History and Recent Developments

May 25, 2011

Saskatoon, SK, Canada

This symposium brought the general public to the University of Saskatchewan campus to hear E.U. Ambassador Matthias Brinkmann speak about E.U. and Canada relations now and in the past. A panel of experts, including Professors Jeremy de Beer, Robin Hansen and William Kerr, followed the Ambassador's public lecture with commentaries on this topic. Members of the public were invited to discuss with the Ambassador and the symposium's panelists their questions and perspectives on CETA and Canada-E.U. relations more broadly.

EU Ambassador's Lecture

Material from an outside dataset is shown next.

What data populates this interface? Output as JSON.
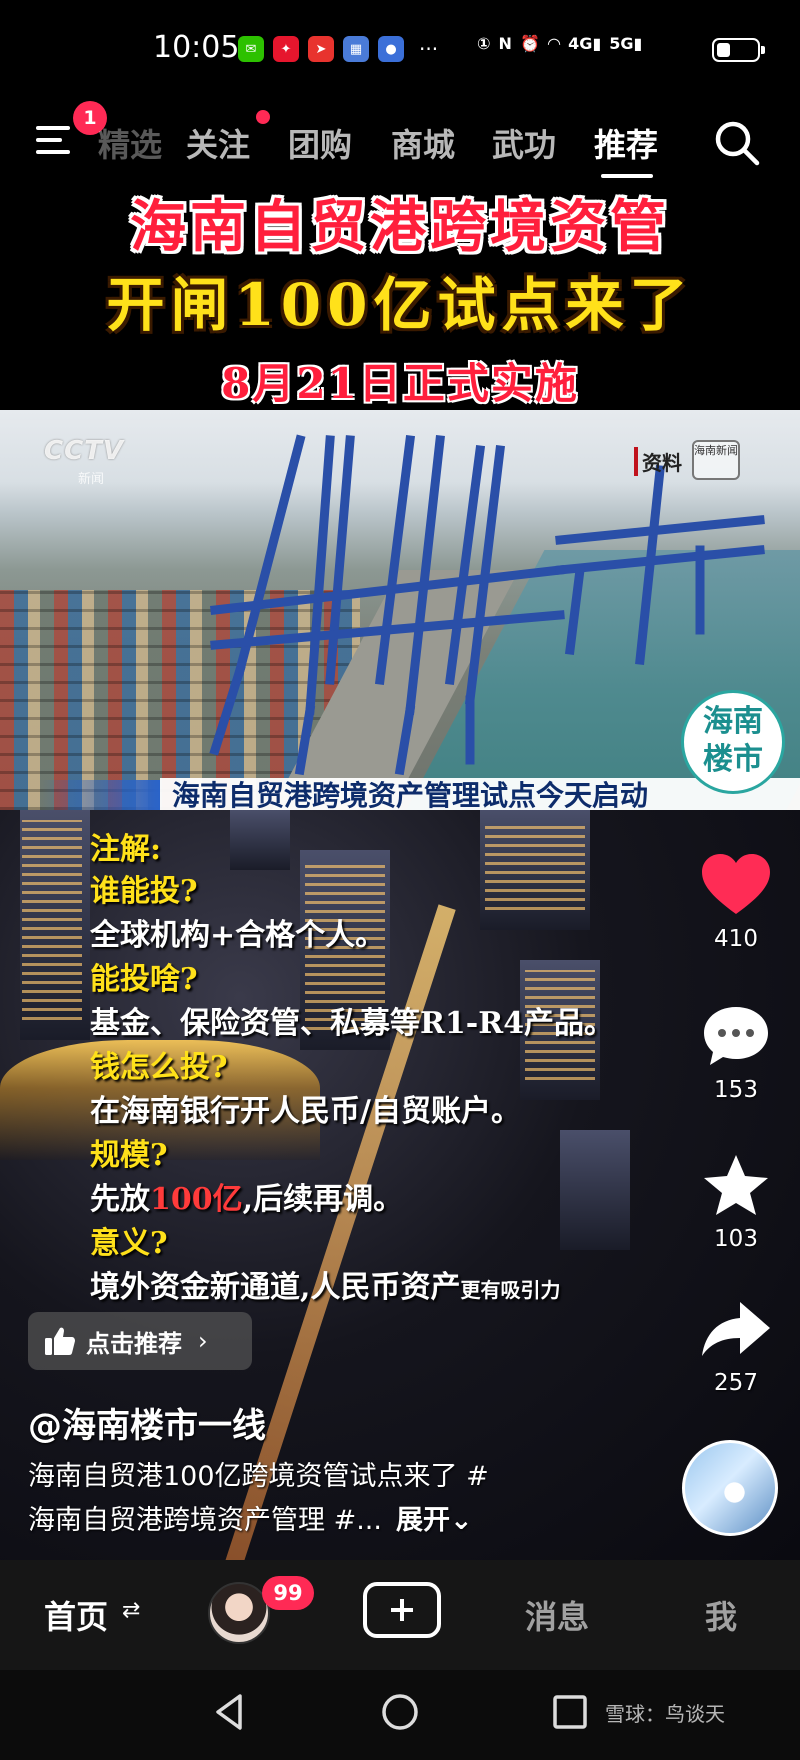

Ambassador Matthias Brinkmann officially took up his duties as Head of Delegation of the European Commission to Canada on October 2, 2009, when he presented his credentials to the Governor-General, Her Excellency Michaëlle Jean, at Government House in Ottawa. Ambassador Brinkmann comes to Ottawa from Brussels, where he was Head of Unit in the Directorate General for External Relations (DG RELEX), responsible for relations with non-EU countries in Western Europe. Matthias Brinkmann joined the European Commission in 1983, where he has held several positions in DG XII (Science, Research and Development), and since 1990 in DG I (External Relations – now DG RELEX). From 1987 to 1990 he was seconded to the Danish Ministry of Research. From 1992 to 1996 he served in the European Commission's Office in Stockholm as Head of the Press and Information Section, and later as Chargé d'affaires. Before joining the European Commission in Brussels, Matthias Brinkmann worked for a law firm in Hamburg, then for the Office of the UN High Commissioner for Refugees in Geneva, before becoming a judge at the Administrative Court in Hamburg. Ambassador Brinkmann has studied law and political science at universities in Göttingen, Freiburg and Strasbourg. His doctorate is in international law. Mr. Brinkmann speaks German, French, English and Swedish. He is married to Madeleine Daumerie and has four children.

More details, as well as photographs and video, are available here through the TETE project's partner for this event, the Johnson-Shoyama Graduate School of Public Policy at the University of Saskatchewan.